  • 9. “[T]here may be more than one way or onetelevision genre to inform citizens aboutpolitics the notion that only programmesformally labelled as ‘informational’ should beregarded as legitimate outlets for civiccommunication is unsustainable.”– Jay Blumler (1999:243)WHAT IS NEWS?
  • 10. The PanelMichael MooreTDS/ColbertThe ProjectThe ChaserWHAT IS NEWS?
  • 11. WHAT IS NEWS?
  • 12. Michael: It shows the politicians as humans,not just the face on TVBrian: Like, what they say officially will bedifferent to what they say in this, because thisis a joke, so what they say will be whatthey’re actually thinking, and not just someofficial statement on TV. [ ] What they saywill be what their actual opinion is, rather thantheir ‘official’ opinion.WHAT IS NEWS?
  • 13. WHAT IS NEWS?
  • 14. "In something like The Daily Show, we can see a deeplycomplex blend of entertainment and serious news, popularculture and politics... Its significance lies not just in itsability to cover news, but that it very often covers newsbetter; that it challenges power more directly than orthodoxapproaches, and is far more engaging for viewers as well.It shows us that, sometimes, breaking journalism’s well-established ‘rules’ is not simply possible, but actuallydesirable." Harrington, 2013WHAT IS NEWS?
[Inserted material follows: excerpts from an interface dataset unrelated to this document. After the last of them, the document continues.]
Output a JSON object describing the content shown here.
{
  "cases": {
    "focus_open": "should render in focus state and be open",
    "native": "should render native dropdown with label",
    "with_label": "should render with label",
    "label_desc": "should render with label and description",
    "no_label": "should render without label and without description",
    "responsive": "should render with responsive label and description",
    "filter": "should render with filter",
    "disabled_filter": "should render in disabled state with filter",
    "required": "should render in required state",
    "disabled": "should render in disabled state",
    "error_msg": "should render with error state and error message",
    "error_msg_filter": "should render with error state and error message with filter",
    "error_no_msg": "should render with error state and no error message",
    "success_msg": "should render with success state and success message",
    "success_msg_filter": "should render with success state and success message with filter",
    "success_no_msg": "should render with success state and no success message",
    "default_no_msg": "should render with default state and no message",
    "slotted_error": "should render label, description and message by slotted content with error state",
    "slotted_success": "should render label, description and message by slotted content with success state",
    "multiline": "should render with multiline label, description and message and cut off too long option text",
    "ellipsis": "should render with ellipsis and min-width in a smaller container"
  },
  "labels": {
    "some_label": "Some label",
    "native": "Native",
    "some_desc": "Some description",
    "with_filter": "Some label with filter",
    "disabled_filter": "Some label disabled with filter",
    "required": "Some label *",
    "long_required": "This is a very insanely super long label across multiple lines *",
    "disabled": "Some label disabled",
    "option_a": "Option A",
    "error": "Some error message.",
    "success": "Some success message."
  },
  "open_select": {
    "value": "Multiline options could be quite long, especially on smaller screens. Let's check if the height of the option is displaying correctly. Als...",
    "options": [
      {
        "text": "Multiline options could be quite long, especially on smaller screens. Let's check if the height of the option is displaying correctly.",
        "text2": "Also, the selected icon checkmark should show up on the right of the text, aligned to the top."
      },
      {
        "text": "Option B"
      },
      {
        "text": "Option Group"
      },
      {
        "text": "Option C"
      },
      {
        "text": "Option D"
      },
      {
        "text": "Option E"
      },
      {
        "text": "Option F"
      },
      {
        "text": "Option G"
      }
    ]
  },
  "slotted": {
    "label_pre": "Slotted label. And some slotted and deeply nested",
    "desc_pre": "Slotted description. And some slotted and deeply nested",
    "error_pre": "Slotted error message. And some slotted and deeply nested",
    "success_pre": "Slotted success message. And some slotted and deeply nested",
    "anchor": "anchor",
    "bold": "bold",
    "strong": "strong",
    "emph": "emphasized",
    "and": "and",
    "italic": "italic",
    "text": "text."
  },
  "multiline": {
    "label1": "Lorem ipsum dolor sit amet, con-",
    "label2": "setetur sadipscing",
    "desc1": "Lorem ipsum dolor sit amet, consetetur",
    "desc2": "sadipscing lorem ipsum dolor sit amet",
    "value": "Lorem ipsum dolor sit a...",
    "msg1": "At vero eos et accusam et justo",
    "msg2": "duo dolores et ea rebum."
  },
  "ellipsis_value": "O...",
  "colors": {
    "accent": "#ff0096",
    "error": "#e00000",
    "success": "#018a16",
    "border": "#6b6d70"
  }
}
  • 15. Who says enjoyment and"watching the news" areincompatible concepts?WHAT IS NEWS?
  • 16. • Increasingly Bottom--Up movement ofinformation• Everyone is/can be a journalist ("citizenjournalism")• More opportunities to challenge the powerful• E.g. Obama RE: Pennsylvanians• The Lewinsky scandal in the Drudge ReportWHAT IS ENGAGEMENT?
  • 17. • Disrupts traditional (top—down) models of communication.• E.g. Twitter, blogs• Challenges existing business models• Moves journalism into increasingly ‘conversational’, networked(side—side) style.• Gives voice to those not otherwise heard.• Greatly expands the news sphere.• Greater ‘space’ = deeper analysis?CITIZEN JOURNALISM:
  • 18. Critiques:• “Amatuerish”• “Truth” is lost in chaos• Mainly pimply teenagers in their bedrooms• Overhyped? (Turner, 2009)• De-legitimising ”Expertise”• Increasing quantity of political discourse, but not necessarily the quality?• Breaking public sphere into lots of mutually ignorant sphericules? (e.g.Conservapedia)CITIZEN JOURNALISM:
  • 19. Keen, A. (2007) The Cult of the Amateur,London: Nicholas Brealey Publishing•“Infinite Monkey Theorum” – cultish•“Killing our Culture and Assaulting our Economy”•Moral panic?CITIZEN JOURNALISM:
  • 20. MORAL PANIC?• ‘Power’ divested from the hands of the few, into the hands of the many.• E.g. Gutenberg Bible• It’s all teens, idiots, ‘the masses’.• E.g. Big Brother• Lack of “expertise”...• E.g. Jazz, Punk• Leading to cultural decay...• E.g. Comic books• Consumption Literacy – Production Literacy
  • 21. "In this context the journalist ‘reports to’ a privatized,virtualized public whose demands, however, can beexpressed directly, in person. A consequence of thisaltered relationship is that the sense- or sensation-seekingpublic sets the agenda, not the journalist. And what countsas journalism extends ever further into non-canonicalareas, until ‘journalism’ is dissolved. In other words, evenas its representative democratic function is superseded,journalism itself massively expands. The expansion ofjournalism is taking place technologically as it developson-line, and generically as it migrates into areas beyondnews journalism, including sport, lifestyles, fashion, travel,and ‘popular’ forms." (Hartley, 2000: 44-45)
  • 22. ARE YOU DISENGAGEDFROM "THE NEWS"?LETS THINK...